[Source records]
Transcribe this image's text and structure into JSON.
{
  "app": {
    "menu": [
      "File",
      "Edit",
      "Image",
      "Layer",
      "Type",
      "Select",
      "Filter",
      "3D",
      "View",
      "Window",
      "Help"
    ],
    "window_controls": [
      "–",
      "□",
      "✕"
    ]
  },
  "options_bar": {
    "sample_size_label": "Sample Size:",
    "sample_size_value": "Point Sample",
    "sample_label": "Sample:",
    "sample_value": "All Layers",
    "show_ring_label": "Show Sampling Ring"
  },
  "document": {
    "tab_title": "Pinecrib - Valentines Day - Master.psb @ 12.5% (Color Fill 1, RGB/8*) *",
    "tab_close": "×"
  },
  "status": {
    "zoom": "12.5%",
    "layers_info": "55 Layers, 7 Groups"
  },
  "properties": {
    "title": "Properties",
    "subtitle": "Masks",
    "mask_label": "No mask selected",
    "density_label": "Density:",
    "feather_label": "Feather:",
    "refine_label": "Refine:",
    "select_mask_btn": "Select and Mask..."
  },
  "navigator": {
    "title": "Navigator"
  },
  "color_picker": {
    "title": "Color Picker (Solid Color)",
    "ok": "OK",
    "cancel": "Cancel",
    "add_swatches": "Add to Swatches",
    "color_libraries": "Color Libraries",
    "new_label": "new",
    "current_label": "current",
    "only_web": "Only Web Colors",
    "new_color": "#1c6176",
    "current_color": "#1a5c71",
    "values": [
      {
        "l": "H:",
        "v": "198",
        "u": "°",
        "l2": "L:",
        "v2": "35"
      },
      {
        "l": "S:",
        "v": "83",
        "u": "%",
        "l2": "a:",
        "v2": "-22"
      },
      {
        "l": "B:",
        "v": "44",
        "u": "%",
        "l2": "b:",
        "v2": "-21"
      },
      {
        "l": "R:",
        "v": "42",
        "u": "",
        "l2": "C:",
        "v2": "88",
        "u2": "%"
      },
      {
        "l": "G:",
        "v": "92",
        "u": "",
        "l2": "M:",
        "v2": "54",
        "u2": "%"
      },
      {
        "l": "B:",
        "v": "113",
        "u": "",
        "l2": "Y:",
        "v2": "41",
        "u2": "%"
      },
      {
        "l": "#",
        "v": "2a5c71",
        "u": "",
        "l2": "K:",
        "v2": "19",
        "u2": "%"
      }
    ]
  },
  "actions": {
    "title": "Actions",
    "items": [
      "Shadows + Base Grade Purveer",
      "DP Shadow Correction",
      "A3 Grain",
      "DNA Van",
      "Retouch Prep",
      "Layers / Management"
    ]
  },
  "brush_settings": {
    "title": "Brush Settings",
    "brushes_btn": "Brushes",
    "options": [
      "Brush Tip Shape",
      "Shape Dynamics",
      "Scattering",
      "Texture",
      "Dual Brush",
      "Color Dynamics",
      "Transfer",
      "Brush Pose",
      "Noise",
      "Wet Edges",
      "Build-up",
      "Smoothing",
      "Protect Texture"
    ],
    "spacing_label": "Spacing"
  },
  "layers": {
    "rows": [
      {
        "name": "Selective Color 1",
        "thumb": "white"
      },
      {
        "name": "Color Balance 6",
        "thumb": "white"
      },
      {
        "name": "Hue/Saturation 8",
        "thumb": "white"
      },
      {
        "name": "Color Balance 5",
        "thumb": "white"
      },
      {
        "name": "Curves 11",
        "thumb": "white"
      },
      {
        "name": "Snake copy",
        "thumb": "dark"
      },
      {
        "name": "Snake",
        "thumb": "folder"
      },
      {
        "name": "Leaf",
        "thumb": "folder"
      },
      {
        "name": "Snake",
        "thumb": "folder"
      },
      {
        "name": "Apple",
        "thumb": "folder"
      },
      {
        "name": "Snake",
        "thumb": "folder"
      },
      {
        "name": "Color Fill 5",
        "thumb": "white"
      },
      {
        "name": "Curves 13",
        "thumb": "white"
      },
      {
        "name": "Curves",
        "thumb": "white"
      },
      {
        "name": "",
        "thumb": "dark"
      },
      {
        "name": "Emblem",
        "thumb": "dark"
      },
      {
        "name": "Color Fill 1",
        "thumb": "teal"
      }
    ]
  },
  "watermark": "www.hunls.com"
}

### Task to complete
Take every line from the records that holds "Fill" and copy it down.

### Written answer
    "tab_title": "Pinecrib - Valentines Day - Master.psb @ 12.5% (Color Fill 1, RGB/8*) *",
        "name": "Color Fill 5",
        "name": "Color Fill 1",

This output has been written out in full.